is a nice arrangement.
The numbers were good, and when Kris Bryant went on the IL on May 26, the Rockies promoted Jones to the big league club.
How’s he fitting in with the Rockies now?
His first game was a little rough, but after that, he began settling in. And then this happened:
This season, only Giancarlo Stanton has hit a home run that has gone further (485 ft).
What does it feel like to hit a home run like that?
“It feels really good,” Jones grinned.

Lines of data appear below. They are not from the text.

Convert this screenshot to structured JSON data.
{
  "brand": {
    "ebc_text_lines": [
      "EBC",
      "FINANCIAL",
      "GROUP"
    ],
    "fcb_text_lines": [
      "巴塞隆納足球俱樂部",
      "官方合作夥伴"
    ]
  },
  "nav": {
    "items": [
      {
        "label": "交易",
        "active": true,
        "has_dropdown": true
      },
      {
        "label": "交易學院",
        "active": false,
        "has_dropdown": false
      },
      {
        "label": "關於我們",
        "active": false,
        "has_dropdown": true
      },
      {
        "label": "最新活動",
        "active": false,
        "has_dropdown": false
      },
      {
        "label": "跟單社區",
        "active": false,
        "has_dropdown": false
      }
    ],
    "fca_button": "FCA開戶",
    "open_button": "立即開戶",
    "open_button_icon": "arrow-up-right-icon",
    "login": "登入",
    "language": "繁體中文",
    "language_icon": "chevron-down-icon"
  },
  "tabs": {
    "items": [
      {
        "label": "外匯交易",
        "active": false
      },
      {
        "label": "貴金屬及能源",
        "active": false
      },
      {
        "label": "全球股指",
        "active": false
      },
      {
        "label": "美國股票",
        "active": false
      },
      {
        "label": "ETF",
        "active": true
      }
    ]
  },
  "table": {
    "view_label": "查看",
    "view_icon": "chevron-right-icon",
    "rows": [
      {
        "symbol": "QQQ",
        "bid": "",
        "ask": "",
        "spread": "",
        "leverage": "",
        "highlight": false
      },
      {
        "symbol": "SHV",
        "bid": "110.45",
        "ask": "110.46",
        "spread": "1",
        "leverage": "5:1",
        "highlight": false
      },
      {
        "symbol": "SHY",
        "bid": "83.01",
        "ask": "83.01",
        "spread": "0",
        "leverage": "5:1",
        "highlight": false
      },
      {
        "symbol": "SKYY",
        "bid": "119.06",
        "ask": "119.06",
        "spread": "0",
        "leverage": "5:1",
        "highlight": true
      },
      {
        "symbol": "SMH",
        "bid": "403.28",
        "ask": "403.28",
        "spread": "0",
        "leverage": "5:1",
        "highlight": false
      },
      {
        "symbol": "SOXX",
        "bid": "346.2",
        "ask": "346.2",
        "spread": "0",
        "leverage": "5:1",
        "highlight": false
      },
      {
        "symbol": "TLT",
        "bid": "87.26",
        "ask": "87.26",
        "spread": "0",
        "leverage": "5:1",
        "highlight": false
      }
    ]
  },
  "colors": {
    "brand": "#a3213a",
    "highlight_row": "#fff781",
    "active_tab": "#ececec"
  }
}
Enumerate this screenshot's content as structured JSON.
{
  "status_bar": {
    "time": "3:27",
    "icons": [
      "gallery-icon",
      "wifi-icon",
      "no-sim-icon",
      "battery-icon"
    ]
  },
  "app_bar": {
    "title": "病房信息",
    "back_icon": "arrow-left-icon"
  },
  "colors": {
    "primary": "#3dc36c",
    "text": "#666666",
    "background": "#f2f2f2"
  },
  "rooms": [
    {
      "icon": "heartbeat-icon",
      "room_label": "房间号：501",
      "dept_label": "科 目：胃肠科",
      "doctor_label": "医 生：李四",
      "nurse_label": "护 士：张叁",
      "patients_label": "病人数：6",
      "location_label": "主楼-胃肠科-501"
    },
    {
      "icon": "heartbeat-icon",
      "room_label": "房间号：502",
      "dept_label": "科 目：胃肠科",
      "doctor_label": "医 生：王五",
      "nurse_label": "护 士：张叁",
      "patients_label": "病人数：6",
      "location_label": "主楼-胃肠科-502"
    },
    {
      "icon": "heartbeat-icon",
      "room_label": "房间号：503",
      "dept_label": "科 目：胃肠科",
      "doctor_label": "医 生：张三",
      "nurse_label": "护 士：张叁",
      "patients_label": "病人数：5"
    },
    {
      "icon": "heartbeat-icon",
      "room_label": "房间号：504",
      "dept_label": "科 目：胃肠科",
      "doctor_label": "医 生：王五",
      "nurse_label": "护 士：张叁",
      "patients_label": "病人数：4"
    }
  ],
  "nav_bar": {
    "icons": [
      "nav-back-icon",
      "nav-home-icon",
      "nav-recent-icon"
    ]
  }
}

“I think everything has to go right to hit a home run,” he said. “Obviously the pitch has to be there, I have to put a good swing on it, timing has to be right. So to connect with the ball and not need to have another hit to get you in or not have to run the bases and just put a nice run up on the board, it’s definitely a good feeling.”
To give a sense of just how good Jones has been, here are his numbers since being called up. In 28 games, he’s had 110 plate appearances. During that time, he’s hit five home runs, stolen five bases, and slashed .316/.391/.551. All of that has given him a wRC+ of 140 and an fWAR of 0.7.
He’s also been effective defensively. The Rockies have used Jones at first base (a position he’s still learning) and in right field where he has two DRS. He’s been less effective at first with -1 DRS.
Still, the Rockies will accept that given his offensive output.
As Nolan Jones sees it, he needs to continue staying relaxed. “I think enjoy all these great things we have,” he said, “getting these friendships, relationships, taking pride in the work you do every day and not just basing it off of results in the game. I think it takes a lot of pressure off you.”
So far, his approach is working.